Mr Leigh said the debate about the CSA had come at an interesting point in that about society as a whole. 'The 1980s may have been an era of dismantling inefficient distant state structures; the problem is that people drew the wrong moral from the story. They came to believe that individuals could divorce themselves from each other and from society. Society came to be seen as a disparate collection of largely professional and expert groups.
'But the real villain of the piece is social security in assuming that we are all strangers to one another and society.' A vast bureaucracy had been erected, spending pounds 80bn: the CSA was a particularly painful cog.
'We want to make the CSA and social security generally more personal, more humane and more designed to empower people out of dependency and into family support, not state support.'
Mr Leigh said absent parents should not be let off the hook. 'If anything they should be impaled upon it more securely.' This would, however, be on the basis of continued access, care and involvement in the upbringing of the children. The absent father should not be seen just as 'some distant sugar daddy' required to pay the bills.
'Parents may divorce in the sense that they refuse to live together, but they cannot divorce their lives if they have children, and society should state this clearly and boldly. There can be no clean break.'
With backbench MPs on both sides of the chamber airing the grievances of second families hit by the CSA's demands, Peter Lilley received unexpected support for his defence of the aims of the agency from Diane Abbott, Labour MP for Hackney North and Stoke Newington.
'If the CSA is to succeed, what has to happen is a sea change in attitudes,' Ms Abbott said. 'Too many quite well-meaning absent parents have believed that so long as they saw their children regularly and paid pocket money, they were content for income support to bear the burden of the real cost of bring up those children.'
IN A maiden speech, David Chidgey, Liberal Democrat winner of last month's Eastleigh by-election, said his election had been a powerful message to the Government to listen to the people and change its policies. Somewhat improbably, unless Eastleigh has an unusually high proportion of absent and lone parents, he said the need to reform the CSA was his constituents' greatest concern.
'The draconian operations of the CSA and the clear evidence that it is the Treasury and not the children who are far and away the major beneficiaries only serve to underline the need for urgent and fundamental review of the current system of maintenance.'
OPENING the debate, Donald Dewar, Labour's social security spokesman, said the CSA needed friends.

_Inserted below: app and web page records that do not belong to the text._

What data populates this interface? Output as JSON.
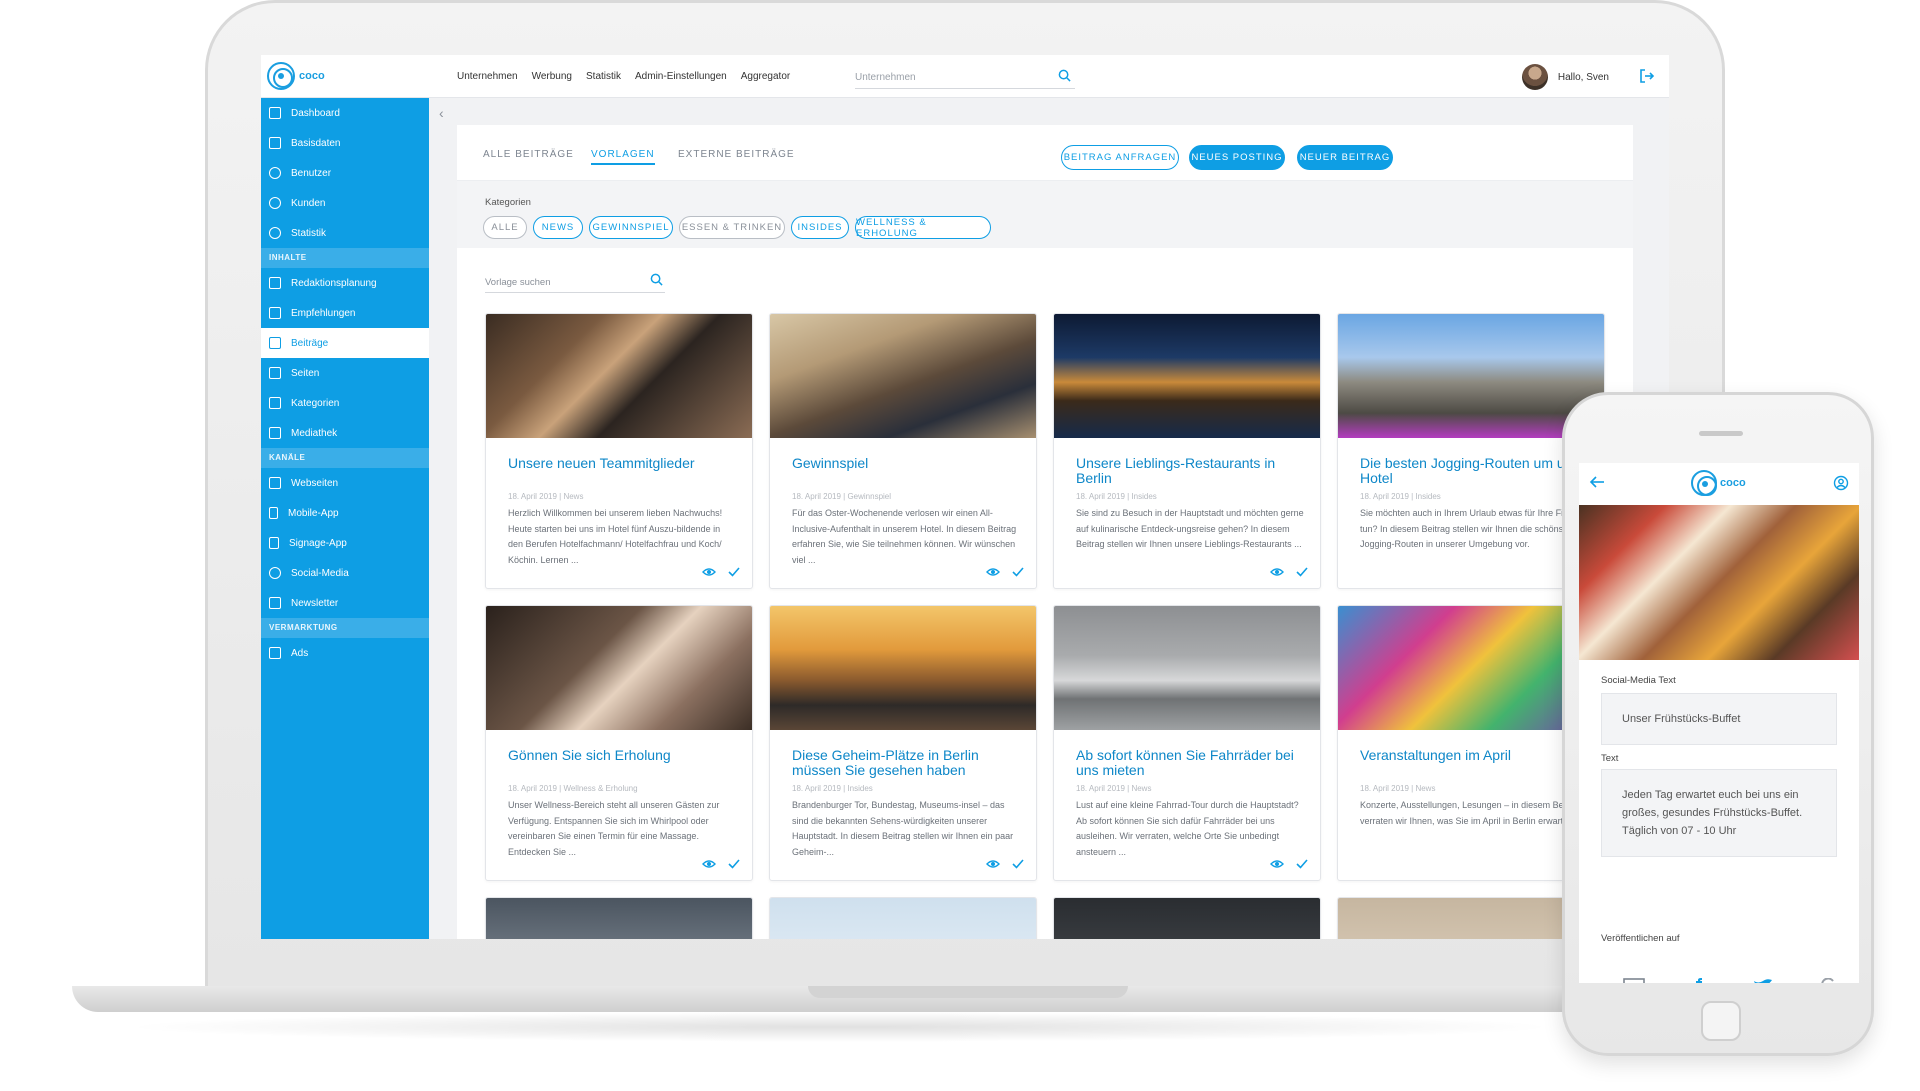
{
  "app": {
    "logo_text": "coco",
    "accent": "#0e9ee4"
  },
  "topnav": {
    "items": [
      "Unternehmen",
      "Werbung",
      "Statistik",
      "Admin-Einstellungen",
      "Aggregator"
    ],
    "search_placeholder": "Unternehmen",
    "greeting": "Hallo, Sven"
  },
  "sidebar": {
    "items_top": [
      "Dashboard",
      "Basisdaten",
      "Benutzer",
      "Kunden",
      "Statistik"
    ],
    "section_inhalte": "INHALTE",
    "items_inhalte": [
      "Redaktionsplanung",
      "Empfehlungen",
      "Beiträge",
      "Seiten",
      "Kategorien",
      "Mediathek"
    ],
    "section_kanaele": "KANÄLE",
    "items_kanaele": [
      "Webseiten",
      "Mobile-App",
      "Signage-App",
      "Social-Media",
      "Newsletter"
    ],
    "section_vermarktung": "VERMARKTUNG",
    "items_vermarktung": [
      "Ads"
    ]
  },
  "tabs": [
    "ALLE BEITRÄGE",
    "VORLAGEN",
    "EXTERNE BEITRÄGE"
  ],
  "buttons": {
    "request": "BEITRAG ANFRAGEN",
    "new_posting": "NEUES POSTING",
    "new_post": "NEUER BEITRAG"
  },
  "categories": {
    "label": "Kategorien",
    "chips": [
      "ALLE",
      "NEWS",
      "GEWINNSPIEL",
      "ESSEN & TRINKEN",
      "INSIDES",
      "WELLNESS & ERHOLUNG"
    ]
  },
  "template_search_placeholder": "Vorlage suchen",
  "cards": [
    {
      "title": "Unsere neuen Teammitglieder",
      "meta": "18. April 2019 | News",
      "body": "Herzlich Willkommen bei unserem lieben Nachwuchs! Heute starten bei uns im Hotel fünf Auszu-bildende in den Berufen Hotelfachmann/ Hotelfachfrau und Koch/ Köchin. Lernen ..."
    },
    {
      "title": "Gewinnspiel",
      "meta": "18. April 2019 | Gewinnspiel",
      "body": "Für das Oster-Wochenende verlosen wir einen All-Inclusive-Aufenthalt in unserem Hotel. In diesem Beitrag erfahren Sie, wie Sie teilnehmen können. Wir wünschen viel ..."
    },
    {
      "title": "Unsere Lieblings-Restaurants in Berlin",
      "meta": "18. April 2019 | Insides",
      "body": "Sie sind zu Besuch in der Hauptstadt und möchten gerne auf kulinarische Entdeck-ungsreise gehen? In diesem Beitrag stellen wir Ihnen unsere Lieblings-Restaurants ..."
    },
    {
      "title": "Die besten Jogging-Routen um unser Hotel",
      "meta": "18. April 2019 | Insides",
      "body": "Sie möchten auch in Ihrem Urlaub etwas für Ihre Fitness tun? In diesem Beitrag stellen wir Ihnen die schönsten Jogging-Routen in unserer Umgebung vor."
    },
    {
      "title": "Gönnen Sie sich Erholung",
      "meta": "18. April 2019 | Wellness & Erholung",
      "body": "Unser Wellness-Bereich steht all unseren Gästen zur Verfügung. Entspannen Sie sich im Whirlpool oder vereinbaren Sie einen Termin für eine Massage. Entdecken Sie ..."
    },
    {
      "title": "Diese Geheim-Plätze in Berlin müssen Sie gesehen haben",
      "meta": "18. April 2019 | Insides",
      "body": "Brandenburger Tor, Bundestag, Museums-insel – das sind die bekannten Sehens-würdigkeiten unserer Hauptstadt. In diesem Beitrag stellen wir Ihnen ein paar Geheim-..."
    },
    {
      "title": "Ab sofort können Sie Fahrräder bei uns mieten",
      "meta": "18. April 2019 | News",
      "body": "Lust auf eine kleine Fahrrad-Tour durch die Hauptstadt? Ab sofort können Sie sich dafür Fahrräder bei uns ausleihen. Wir verraten, welche Orte Sie unbedingt ansteuern ..."
    },
    {
      "title": "Veranstaltungen im April",
      "meta": "18. April 2019 | News",
      "body": "Konzerte, Ausstellungen, Lesungen – in diesem Beitrag verraten wir Ihnen, was Sie im April in Berlin erwartet."
    }
  ],
  "phone": {
    "logo_text": "coco",
    "social_label": "Social-Media Text",
    "social_value": "Unser Frühstücks-Buffet",
    "text_label": "Text",
    "text_value": "Jeden Tag erwartet euch bei uns ein großes, gesundes Frühstücks-Buffet. Täglich von 07 - 10 Uhr",
    "publish_label": "Veröffentlichen auf"
  }
}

Without swift action to change the rules and its rigid framework it might not survive. 'Any government that pursues at this point a wait-and-see policy is fuelling the crisis and playing a very dangerous game.'
That, though, appeared the essence of Mr Lilley's game - at least until he sees the effect of changes already in hand at the agency and a report on it by the Select Committee on Social Security due in October. 'Anything to do with children, family breakdown and money is bound to raise strong emotions,' he said, neatly summing up his and the CSA's predicament.
On the verge of rebellion, Michael Stern, Conservative MP for Bristol NW, said the Government had created a monster. It was not sufficient to say 'we will get around to doing something about that monster in our own time'. Real hardship was being caused, he said. 'We are entitled to expect more radical action from this Government in dealing with that hardship than we have so far.'Reuse content